So we've talked about it and more people than before agreed with Joel. And they gave reasons. One girl displayed the reason I made the video 45 minutes and not 10. Why I showed Joel and Ellie's journey. She said: "If she showed us only the ending or asked us would you kill one girl to save humanity, I would say yes. But then after this, after I saw what they've been through I just can't say that anymore." That's true. That's why I hate philosophical questions, the ones that usually philosophers ask, because they are shallow and 1/1000000 of the entire story. We only express our opinion about a sentence, consisting of 15 words and a question mark, and if we're "ethical" then we are right. What about the history of that person we are deciding about? What about their life, their character? Where is the respect, empathy, understanding and consideration of what they do and who they are? We don't care we just have to decide if a sentence is right or wrong. Ridiculous. I'm glad that the students finally realized that.
Lastly, it was incredible to see how many people agreed with Joel. They didn't play the game, they didn't have the time to emotionally connect with the characters, their mind was into the stereotypical, hollywood template of the hero saving the world. Yet, it seems this didn't matter. They could see. What is it that people say: "Step into others people's shoes" - that's when you understand them and that's when you should be allowed to judge.

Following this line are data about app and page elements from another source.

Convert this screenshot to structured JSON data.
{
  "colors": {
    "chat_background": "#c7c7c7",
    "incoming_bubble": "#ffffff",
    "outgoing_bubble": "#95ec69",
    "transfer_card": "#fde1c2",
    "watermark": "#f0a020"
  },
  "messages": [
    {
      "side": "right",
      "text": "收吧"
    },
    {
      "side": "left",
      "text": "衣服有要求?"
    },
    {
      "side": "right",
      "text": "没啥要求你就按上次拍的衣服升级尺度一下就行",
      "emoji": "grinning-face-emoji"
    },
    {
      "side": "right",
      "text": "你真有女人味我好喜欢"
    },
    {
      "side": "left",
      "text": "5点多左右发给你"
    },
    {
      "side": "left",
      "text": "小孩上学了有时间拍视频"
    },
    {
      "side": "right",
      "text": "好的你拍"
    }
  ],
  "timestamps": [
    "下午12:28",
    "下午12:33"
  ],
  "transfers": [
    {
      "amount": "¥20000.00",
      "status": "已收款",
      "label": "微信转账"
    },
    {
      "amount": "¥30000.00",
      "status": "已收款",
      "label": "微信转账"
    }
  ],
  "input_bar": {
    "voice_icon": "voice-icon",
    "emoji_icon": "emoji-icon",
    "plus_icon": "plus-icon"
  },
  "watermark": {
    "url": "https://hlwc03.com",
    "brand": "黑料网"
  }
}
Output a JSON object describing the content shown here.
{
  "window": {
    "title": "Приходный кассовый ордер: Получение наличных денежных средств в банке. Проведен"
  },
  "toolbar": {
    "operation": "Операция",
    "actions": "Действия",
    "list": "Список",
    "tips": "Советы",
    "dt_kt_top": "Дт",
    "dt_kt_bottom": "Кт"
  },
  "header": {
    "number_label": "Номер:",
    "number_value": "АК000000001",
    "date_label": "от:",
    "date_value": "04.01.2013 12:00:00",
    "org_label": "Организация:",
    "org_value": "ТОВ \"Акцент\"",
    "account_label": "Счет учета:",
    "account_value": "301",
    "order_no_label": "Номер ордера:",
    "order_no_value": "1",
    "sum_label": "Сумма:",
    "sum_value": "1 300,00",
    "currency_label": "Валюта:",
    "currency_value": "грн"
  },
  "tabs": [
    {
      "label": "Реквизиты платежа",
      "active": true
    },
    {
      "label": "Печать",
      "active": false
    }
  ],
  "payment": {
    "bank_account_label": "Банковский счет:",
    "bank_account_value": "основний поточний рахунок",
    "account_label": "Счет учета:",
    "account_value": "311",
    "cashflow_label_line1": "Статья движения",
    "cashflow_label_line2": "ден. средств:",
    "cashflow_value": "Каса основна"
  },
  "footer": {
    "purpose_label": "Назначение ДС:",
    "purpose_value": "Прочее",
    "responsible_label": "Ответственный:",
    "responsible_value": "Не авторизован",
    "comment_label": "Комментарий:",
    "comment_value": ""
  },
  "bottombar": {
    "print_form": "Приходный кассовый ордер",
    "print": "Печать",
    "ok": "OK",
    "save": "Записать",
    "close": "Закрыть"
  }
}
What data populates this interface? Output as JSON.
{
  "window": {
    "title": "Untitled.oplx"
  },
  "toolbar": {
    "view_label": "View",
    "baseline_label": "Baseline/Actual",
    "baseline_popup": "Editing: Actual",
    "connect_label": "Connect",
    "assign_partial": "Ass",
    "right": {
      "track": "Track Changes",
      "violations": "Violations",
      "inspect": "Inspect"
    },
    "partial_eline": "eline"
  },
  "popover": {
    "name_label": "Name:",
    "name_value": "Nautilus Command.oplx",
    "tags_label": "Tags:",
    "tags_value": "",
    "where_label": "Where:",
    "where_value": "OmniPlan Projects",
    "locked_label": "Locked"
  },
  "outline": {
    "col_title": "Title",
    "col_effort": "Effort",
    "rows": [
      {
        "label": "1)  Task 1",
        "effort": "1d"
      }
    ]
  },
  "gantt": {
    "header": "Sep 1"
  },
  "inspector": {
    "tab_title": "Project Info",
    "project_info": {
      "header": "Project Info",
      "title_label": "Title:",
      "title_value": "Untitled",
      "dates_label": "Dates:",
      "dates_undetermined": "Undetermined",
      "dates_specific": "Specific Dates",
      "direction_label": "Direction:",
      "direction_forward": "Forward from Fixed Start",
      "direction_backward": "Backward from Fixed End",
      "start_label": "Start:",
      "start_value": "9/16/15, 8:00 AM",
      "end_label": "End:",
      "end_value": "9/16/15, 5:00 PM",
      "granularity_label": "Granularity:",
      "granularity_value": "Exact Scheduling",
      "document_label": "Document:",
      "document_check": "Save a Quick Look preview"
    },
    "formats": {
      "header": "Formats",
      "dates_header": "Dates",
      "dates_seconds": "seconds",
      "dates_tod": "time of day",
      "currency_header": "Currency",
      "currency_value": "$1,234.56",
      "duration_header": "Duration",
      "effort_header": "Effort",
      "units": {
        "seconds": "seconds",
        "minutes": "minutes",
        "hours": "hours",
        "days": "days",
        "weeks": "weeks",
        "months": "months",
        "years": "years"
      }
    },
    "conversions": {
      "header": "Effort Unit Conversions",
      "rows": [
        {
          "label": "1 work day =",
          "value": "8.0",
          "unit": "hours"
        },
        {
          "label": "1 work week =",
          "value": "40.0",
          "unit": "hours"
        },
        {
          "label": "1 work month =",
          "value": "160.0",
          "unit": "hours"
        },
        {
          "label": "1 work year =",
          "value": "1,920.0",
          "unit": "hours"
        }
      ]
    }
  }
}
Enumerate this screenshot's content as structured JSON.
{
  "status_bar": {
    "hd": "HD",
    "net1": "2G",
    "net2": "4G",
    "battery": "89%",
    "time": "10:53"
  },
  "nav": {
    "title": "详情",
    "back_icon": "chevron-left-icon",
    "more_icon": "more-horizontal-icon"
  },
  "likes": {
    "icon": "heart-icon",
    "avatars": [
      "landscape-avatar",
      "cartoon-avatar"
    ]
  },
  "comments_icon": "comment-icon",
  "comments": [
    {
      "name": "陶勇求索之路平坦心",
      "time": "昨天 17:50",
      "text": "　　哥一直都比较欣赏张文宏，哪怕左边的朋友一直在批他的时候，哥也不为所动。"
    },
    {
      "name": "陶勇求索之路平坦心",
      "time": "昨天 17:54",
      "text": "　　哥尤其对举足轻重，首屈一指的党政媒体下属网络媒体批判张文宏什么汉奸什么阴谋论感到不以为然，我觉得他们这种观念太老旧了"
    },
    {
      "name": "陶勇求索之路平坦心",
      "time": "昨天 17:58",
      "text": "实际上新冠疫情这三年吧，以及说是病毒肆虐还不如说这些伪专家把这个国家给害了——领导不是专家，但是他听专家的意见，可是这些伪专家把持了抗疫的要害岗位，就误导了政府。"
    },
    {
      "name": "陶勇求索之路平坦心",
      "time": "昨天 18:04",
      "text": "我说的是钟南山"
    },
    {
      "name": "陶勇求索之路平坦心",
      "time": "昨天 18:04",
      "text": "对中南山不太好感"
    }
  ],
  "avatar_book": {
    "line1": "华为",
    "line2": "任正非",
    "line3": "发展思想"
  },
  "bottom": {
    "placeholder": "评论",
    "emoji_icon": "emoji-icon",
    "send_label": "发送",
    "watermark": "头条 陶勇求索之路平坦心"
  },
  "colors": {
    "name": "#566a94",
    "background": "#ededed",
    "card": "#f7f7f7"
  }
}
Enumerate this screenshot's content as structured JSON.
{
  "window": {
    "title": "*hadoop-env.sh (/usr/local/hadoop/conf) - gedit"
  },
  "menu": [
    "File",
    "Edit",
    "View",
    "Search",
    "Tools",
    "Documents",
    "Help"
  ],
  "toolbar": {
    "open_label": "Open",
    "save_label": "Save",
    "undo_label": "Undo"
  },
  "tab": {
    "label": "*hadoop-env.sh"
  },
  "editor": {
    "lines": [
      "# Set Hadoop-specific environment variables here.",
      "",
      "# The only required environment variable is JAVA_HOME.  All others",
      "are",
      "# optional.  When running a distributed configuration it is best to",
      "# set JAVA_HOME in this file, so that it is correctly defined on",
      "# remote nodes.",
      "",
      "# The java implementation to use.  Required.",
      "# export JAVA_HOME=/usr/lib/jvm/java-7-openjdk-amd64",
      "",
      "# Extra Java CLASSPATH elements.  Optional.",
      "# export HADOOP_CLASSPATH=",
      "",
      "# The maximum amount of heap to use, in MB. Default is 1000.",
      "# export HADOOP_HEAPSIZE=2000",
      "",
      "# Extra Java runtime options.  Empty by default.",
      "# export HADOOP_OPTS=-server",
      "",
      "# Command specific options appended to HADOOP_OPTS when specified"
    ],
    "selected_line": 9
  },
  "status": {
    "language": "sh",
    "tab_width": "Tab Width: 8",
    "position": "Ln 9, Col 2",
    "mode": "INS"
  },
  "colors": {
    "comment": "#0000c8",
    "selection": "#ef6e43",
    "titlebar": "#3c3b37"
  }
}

This presentation was a great chance for me to show the game and its theme. But I didn't want to do this because of how cool it is. It's because it's a kind of game that you can talk about and should show to other people to make them critically think. Use their brains, change their opinions, dig deeper. It's chances like these that make these kind of games great. That I can use it in a classroom says a lot. Again, well done Naughty Dog! This is one worthwhile story and more people need to know about it.